Hot Topics: Cool Talk discussion on Religious Liberty
Friday, March 8, 2013
12:30 PM - 1:30 PM
John Inazu, a professor of law at Washington University Law where his scholarship focuses on the First Amendment freedoms of speech, assembly, and religion, and related questions of legal and political theory. His first book, Liberty's Refuge: The Forgotten Freedom of Assembly (Yale University Press, 2012), seeks to recover the role of assembly in American political and constitutional thought. Professor Inazu's work is also published forthcoming in the Cornell Law Review, Hastings Law Journal, Law and Contemporary Problems, and a number of other law reviews and specialty journals. Prior to joining the law faculty, Professor Inazu was a visiting assistant professor at Duke University School of Law and a Royster Fellow at the University of North Carolina at Chapel Hill.
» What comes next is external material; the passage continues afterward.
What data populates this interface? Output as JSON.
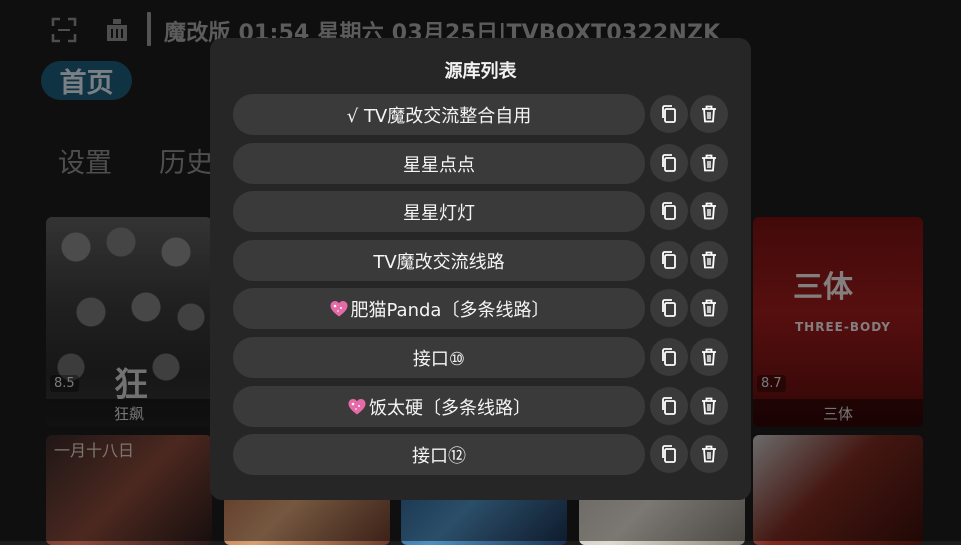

He clerked for Judge Roger L. Wollman of the U.S. Court of Appeals for the Eighth Circuit and served for four years as an associate general counsel with the Department of the Air Force at the Pentagon.
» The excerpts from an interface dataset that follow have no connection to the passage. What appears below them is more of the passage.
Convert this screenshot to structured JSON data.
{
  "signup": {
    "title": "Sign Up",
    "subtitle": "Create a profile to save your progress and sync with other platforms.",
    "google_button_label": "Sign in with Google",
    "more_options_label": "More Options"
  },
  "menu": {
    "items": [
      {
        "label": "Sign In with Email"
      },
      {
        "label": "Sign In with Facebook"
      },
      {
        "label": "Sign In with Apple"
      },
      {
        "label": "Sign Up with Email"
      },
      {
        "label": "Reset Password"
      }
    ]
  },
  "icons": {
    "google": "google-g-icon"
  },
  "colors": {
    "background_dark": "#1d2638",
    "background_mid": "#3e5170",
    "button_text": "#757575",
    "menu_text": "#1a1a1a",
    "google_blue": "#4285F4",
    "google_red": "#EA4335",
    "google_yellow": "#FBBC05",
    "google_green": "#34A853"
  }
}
Nelson Tebbe is a professor of law at Brooklyn Law School and a Visiting Professor of Law at Cornell Law School during the fall of 2012. He teaches courses on constitutional law, religious freedom, legal theory, and professional responsibility. His scholarship focuses on the relationship between religious traditions and constitutional law, both in the United States and abroad. His articles have appeared in Georgetown Law Journal, Journal of Religion, Michigan Law Review, University of Pennsylvania Law Review, and, most recently, Virginia Law Review. He is a past Chair of the Law and Religion Section of the Association of American Law Schools and he is co-organizer of the Annual Law and Religion Roundtable. He is regularly called on by media outlets to discuss questions of religious freedom and general constitutional law.
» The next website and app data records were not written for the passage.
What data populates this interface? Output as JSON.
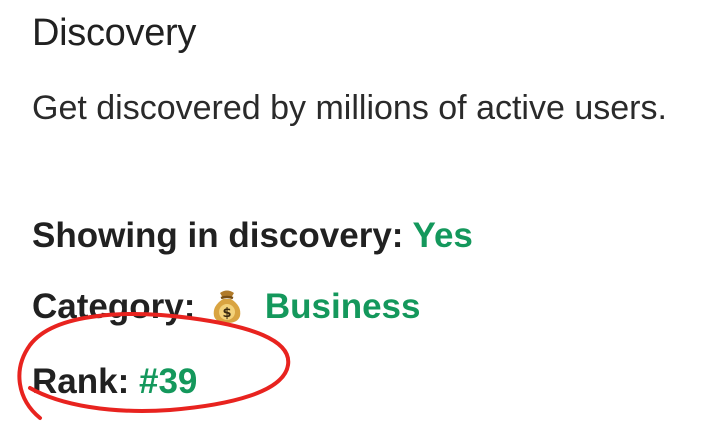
{
  "section": {
    "title": "Discovery",
    "description": "Get discovered by millions of active users."
  },
  "details": {
    "showing": {
      "label": "Showing in discovery:",
      "value": "Yes"
    },
    "category": {
      "label": "Category:",
      "icon": "money-bag-icon",
      "value": "Business"
    },
    "rank": {
      "label": "Rank:",
      "value": "#39"
    }
  },
  "colors": {
    "value_green": "#14985c",
    "annotation_red": "#e8231f",
    "text": "#212121"
  }
}
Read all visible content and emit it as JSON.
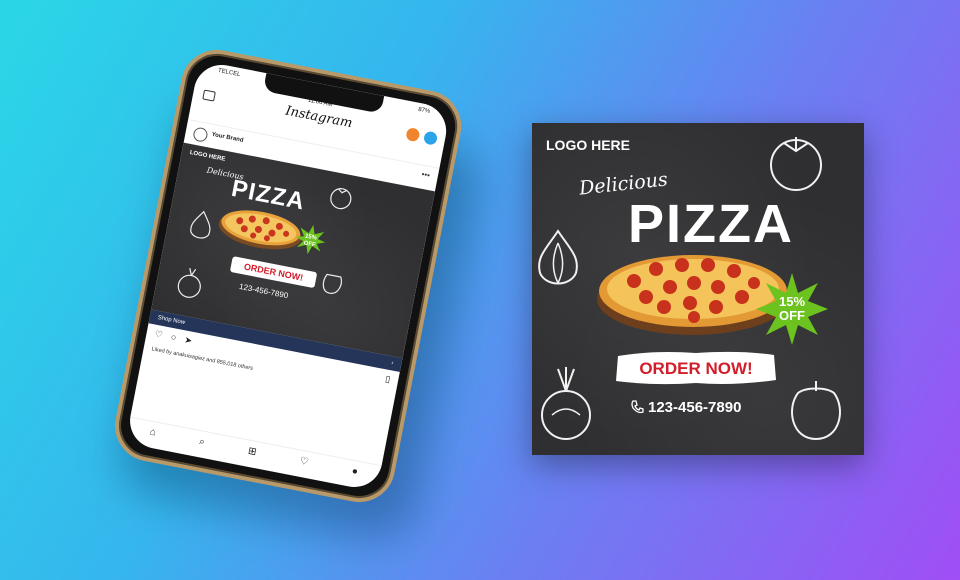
{
  "phone": {
    "carrier": "TELCEL",
    "time": "11:06 AM",
    "battery": "87%",
    "app_name": "Instagram",
    "account": "Your Brand",
    "more_icon": "more-horizontal-icon",
    "cta": "Shop Now",
    "likes_text": "Liked by anakuisagiez and 855,018 others",
    "nav_icons": [
      "home-icon",
      "search-icon",
      "add-icon",
      "heart-icon",
      "profile-icon"
    ]
  },
  "post": {
    "logo": "LOGO HERE",
    "tagline": "Delicious",
    "headline": "PIZZA",
    "badge_line1": "15%",
    "badge_line2": "OFF",
    "cta": "ORDER NOW!",
    "phone": "123-456-7890"
  },
  "colors": {
    "cta_red": "#d31d2a",
    "badge_green": "#6cc21e",
    "chalkboard": "#2f2f31",
    "shop_bar": "#243559"
  }
}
Professor Tebbe joined Brooklyn Law School from St. John's University School of Law, where he received a Dean's Teaching Award. Before teaching, he clerked for Judge John M. Walker Jr. of the U.S. Court of Appeals for the Second Circuit and practiced law at the American Civil Liberties Union and at Davis Polk & Wardwell. He was also a Fulbright Scholar at the University of Cape Town.